- Results from policy-making processes now under way or planned;
- Trends or likely changes in the underlying problem, with and without policy change;
- Relevant political factors such as elections, appointments and political movements.
Constant Adaptation and Improvement:
The Problems addressed by policy advocates are complex, and the flow of events in the related Policy stream and the Political streams is unpredictable. As soon as a plan is made the Situation will change, sometimes radically, opening up opportunities for different Tactics and Strategies while closing off others.
Another reason for advocates to practice the steps in the Framework when they have the luxury of time, and to make it a habit of working through Scenarios based on different Strategies and Situations, is that things can change so fast, and often do. Some of the most important decisions any advocate will ever make happen so fast that intuition is all s/he will have to rely on, and intuition is the residue of planning and practice.
Using the Framework in Practice
There is no no right place to start and no “correct” order for answering the questions in the Framework since every answer affects all the others. At times conversation moves naturally to the Situation, at others to an assessment of alternative Strategies or competing Theories of Change. Thinking of the answers as as variables, most of them will be fixed in a given situation, especially in the short run. Still, by systematically going over and over the same ground deficiencies may become glaringly apparent; new Strategic opportunities can appear, even breakthroughs; seemingly hopeless situations become amenable to change.

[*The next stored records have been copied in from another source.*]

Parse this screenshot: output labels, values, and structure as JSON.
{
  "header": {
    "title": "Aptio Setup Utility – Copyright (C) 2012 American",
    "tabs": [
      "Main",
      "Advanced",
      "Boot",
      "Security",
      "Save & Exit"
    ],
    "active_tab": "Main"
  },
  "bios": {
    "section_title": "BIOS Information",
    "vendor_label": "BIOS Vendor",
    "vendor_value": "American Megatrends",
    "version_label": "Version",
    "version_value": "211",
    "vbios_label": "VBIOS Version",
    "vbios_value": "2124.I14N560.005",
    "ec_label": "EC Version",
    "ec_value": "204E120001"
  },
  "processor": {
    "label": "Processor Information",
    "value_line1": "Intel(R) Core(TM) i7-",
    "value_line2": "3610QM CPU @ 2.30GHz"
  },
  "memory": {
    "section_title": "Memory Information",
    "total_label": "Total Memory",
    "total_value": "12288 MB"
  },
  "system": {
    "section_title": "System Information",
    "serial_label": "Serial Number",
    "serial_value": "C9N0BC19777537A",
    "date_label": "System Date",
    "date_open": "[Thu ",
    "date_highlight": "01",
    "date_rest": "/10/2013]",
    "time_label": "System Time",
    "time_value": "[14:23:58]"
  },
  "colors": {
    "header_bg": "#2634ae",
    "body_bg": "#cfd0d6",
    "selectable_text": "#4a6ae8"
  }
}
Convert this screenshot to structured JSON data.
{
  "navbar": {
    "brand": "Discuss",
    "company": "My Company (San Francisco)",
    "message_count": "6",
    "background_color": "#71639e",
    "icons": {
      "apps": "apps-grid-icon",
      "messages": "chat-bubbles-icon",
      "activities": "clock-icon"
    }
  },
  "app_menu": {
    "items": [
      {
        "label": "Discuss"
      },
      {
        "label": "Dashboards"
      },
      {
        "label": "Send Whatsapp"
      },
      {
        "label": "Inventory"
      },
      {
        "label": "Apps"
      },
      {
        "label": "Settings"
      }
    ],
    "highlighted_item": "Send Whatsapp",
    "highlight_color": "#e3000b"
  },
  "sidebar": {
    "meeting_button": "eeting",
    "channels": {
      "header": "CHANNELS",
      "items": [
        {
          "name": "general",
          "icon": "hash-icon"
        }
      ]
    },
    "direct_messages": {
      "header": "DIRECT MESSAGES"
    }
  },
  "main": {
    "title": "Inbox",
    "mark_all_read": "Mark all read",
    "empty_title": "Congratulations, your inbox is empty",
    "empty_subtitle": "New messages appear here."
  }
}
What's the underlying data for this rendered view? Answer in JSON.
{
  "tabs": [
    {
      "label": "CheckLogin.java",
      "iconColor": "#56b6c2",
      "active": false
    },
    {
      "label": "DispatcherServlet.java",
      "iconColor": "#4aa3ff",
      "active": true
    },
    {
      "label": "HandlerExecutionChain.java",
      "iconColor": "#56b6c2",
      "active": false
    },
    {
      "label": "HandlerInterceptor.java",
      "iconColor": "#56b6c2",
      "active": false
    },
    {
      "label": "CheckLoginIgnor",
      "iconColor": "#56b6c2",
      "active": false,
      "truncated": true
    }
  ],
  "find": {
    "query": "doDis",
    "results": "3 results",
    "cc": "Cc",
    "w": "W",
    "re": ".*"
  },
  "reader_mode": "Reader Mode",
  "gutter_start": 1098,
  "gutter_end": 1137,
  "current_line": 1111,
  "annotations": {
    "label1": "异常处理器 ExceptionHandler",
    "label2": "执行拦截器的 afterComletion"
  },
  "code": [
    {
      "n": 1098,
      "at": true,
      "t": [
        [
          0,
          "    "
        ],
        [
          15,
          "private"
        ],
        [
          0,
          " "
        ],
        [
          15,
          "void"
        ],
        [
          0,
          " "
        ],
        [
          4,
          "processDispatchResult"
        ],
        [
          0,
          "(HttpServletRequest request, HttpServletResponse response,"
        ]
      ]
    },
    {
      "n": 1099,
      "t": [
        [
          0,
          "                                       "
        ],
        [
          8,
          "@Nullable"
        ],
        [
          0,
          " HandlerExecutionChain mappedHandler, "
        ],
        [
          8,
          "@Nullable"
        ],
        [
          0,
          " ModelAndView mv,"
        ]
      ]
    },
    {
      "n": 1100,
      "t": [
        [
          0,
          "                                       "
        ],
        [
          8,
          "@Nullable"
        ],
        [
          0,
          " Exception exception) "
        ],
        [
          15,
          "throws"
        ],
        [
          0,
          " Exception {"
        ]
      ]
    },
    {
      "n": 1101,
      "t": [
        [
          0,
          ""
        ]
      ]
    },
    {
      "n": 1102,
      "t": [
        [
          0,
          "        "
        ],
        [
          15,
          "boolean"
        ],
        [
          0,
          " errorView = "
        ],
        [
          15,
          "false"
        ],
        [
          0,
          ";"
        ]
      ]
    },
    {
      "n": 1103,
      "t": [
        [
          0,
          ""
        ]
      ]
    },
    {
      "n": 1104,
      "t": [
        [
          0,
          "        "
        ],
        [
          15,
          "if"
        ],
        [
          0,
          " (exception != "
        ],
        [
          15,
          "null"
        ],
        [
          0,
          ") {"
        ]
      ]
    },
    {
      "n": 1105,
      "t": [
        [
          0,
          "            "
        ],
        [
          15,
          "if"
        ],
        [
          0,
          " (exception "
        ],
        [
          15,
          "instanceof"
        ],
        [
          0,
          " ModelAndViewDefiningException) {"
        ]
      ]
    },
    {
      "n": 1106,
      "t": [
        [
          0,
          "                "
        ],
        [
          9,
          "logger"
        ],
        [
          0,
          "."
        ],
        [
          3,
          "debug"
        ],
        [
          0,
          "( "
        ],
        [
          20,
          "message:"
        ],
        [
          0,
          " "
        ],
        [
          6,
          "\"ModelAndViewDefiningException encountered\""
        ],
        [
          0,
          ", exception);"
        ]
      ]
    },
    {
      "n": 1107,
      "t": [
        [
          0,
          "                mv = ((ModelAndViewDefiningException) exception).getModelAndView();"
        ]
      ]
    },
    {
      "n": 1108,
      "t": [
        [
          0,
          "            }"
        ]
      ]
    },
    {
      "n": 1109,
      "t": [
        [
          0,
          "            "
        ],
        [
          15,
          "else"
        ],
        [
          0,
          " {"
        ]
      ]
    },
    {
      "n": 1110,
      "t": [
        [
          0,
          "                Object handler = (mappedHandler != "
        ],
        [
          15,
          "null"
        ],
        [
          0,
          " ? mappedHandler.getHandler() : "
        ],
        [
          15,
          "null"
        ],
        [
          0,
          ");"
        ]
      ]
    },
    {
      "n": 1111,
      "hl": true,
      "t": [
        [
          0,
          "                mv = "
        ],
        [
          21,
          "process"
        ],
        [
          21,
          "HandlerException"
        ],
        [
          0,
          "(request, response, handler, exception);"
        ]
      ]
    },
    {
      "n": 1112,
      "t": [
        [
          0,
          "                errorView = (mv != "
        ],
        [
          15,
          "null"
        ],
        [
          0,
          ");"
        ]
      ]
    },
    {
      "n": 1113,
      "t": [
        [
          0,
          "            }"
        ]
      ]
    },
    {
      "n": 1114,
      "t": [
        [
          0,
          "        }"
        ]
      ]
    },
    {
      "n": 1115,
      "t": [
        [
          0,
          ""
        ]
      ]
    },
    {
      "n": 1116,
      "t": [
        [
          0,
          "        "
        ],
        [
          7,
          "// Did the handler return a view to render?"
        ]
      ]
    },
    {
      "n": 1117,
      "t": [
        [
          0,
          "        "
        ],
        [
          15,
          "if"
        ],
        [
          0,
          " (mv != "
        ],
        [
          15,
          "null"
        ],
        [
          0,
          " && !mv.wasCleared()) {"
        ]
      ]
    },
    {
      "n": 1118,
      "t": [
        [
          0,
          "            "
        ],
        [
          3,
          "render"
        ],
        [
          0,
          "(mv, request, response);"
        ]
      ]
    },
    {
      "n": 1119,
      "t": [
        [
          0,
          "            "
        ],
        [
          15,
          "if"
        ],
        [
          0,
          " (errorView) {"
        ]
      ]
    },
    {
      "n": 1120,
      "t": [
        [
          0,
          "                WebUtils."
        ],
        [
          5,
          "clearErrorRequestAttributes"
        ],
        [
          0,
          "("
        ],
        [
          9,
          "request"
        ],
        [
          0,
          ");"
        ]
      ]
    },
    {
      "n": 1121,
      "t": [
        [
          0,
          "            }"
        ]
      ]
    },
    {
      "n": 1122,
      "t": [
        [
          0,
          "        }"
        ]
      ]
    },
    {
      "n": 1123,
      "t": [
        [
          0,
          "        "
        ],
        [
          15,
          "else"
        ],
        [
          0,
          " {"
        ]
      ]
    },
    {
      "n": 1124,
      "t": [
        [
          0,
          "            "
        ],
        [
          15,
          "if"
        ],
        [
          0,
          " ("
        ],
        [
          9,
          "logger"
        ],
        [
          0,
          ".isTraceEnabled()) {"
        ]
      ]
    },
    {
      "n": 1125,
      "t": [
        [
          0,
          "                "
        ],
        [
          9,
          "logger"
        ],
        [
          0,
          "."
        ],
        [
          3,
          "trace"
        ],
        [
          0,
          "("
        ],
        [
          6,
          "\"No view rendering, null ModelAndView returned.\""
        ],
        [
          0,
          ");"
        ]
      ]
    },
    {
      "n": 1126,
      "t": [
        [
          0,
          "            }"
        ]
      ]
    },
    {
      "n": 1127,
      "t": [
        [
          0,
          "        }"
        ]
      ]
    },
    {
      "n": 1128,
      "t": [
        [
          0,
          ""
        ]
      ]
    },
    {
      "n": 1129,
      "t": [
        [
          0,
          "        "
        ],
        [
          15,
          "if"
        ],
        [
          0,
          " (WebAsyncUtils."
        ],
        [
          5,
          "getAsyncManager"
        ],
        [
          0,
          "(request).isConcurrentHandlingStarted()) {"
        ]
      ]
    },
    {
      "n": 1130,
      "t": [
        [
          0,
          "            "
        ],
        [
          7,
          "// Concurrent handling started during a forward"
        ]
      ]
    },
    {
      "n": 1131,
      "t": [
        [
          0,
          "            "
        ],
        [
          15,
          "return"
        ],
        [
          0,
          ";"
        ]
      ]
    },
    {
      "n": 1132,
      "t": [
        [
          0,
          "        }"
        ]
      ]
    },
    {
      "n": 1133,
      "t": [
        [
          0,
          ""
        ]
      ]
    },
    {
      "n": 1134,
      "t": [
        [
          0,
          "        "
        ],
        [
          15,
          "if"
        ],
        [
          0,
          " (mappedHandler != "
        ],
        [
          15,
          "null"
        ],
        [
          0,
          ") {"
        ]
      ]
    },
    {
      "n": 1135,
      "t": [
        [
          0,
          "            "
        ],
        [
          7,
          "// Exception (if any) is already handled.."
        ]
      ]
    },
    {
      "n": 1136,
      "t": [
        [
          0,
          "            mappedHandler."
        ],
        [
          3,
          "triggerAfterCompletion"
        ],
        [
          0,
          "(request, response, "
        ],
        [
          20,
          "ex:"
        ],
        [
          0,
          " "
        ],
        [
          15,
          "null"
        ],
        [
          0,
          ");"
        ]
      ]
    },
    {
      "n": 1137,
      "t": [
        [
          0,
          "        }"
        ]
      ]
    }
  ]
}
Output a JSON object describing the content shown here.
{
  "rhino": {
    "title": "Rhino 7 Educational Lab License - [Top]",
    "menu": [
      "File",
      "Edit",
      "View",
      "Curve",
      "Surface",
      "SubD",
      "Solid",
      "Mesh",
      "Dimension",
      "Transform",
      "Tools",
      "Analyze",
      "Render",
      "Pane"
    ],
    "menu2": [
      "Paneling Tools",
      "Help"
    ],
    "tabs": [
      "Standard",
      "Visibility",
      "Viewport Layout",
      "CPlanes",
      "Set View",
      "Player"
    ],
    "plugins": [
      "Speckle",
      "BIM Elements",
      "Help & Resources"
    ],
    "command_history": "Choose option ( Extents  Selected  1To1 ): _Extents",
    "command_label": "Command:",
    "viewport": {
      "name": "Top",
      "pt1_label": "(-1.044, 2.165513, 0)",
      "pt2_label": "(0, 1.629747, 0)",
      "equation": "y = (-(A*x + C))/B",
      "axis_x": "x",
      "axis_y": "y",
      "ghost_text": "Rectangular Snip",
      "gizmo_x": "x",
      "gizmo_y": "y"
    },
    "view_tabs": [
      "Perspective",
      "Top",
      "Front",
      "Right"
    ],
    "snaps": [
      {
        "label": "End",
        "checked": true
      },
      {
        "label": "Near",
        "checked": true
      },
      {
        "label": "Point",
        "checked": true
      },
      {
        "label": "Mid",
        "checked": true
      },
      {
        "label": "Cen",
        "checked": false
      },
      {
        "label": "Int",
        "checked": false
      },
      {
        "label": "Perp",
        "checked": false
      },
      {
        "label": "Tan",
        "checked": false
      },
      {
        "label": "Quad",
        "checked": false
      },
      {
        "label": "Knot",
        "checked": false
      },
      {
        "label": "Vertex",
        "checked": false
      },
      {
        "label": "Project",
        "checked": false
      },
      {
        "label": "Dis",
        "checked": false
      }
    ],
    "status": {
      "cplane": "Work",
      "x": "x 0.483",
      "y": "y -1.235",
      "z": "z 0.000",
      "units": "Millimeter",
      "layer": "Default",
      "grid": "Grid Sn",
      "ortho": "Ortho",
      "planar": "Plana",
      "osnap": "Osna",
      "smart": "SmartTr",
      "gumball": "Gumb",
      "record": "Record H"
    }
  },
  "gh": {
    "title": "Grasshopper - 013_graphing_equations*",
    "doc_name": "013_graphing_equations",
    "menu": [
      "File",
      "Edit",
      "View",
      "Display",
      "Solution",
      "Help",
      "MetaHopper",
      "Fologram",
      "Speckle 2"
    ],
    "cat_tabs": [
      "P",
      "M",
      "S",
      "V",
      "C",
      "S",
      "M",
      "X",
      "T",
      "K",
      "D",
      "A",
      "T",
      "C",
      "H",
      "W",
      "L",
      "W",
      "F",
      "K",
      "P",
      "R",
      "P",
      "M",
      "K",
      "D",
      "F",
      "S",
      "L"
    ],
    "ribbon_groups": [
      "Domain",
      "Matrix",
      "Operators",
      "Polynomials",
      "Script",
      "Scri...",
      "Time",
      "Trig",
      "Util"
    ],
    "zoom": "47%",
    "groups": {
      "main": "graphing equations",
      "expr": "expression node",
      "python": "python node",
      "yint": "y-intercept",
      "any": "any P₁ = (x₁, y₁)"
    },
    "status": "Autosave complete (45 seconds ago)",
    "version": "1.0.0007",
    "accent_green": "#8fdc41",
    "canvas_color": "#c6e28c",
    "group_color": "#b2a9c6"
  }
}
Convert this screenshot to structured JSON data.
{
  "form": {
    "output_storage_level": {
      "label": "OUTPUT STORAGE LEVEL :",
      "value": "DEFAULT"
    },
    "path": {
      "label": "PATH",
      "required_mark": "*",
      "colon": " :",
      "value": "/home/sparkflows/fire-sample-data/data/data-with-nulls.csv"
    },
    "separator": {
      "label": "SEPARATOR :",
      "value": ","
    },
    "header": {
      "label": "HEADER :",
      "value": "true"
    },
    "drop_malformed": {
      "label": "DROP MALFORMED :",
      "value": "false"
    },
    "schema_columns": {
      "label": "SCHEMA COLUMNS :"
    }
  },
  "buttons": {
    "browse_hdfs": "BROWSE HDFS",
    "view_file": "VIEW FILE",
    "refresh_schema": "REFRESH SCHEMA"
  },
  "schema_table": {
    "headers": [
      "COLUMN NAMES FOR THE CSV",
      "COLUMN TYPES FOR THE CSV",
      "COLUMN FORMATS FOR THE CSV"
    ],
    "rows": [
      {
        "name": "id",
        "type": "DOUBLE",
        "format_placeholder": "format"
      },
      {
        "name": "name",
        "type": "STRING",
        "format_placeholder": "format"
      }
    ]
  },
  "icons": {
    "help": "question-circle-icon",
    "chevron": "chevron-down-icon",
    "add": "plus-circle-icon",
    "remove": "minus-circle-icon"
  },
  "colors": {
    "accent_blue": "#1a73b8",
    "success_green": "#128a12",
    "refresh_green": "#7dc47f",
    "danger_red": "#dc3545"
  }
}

Finally, whether the Framework is used by individuals or as a consensus-building tool for coaltions and groups, it is an error to imagine that it will produce a clear, permanent and fixed course of action. Strategic advocates follow a plan, developed in advance, based on a systematic analysis of their situation; they are also flexible in the sense that they make adjustments on-the-fly as circumstances change. They are also honest with themselves, and in the face of persistent failure they pause periodically to entertain the possibility that their chosen strategy or one of their principal assumptions is flawed
Three practices will improve the quality of strategic thinking:
- See as clearly as possible from the perspective of others, including those of differing opinions, to understand their motivations and likely decisions. When disagreements are sharp there is a natural tendency to demonize others—especially when they are demonizing Seeing them as they see themselves will help you understand and anticipate how they are likely to react and sometimes reveal opportunities for defusing opposition or even collaborating.
- Anchor your work in vision. Every advocate is tempted to act in ways that conflict with the values they and their organizations claim to live by. Stay aware of your short-term and long-term goals, remaining focused on your vision in the heat of the moment when it is easy to go off track or mirror the opposing side rather than be true to your organization’s values.
- Be aware of your own emotions, especially anger and fear, which can cloud realistic assessment of options. Find ways to observe wrongdoing, mendacity and deceit without being controlled by your personal response to the provocations of others.
 The metaphor of three “streams” that flow along independently most of the time—the policy stream, the problem stream and the political stream—was first developed by political scientist John Kingdon. Kingdon argued that a “window of opportunity” for major changes in an existing policy occur when the three streams merge. We have found that this model and its cousin, “Punctuated Equilibrium,” to reassure students who become frustrated over bad policies that appear to be protected by unassailable coalitions and interest groups.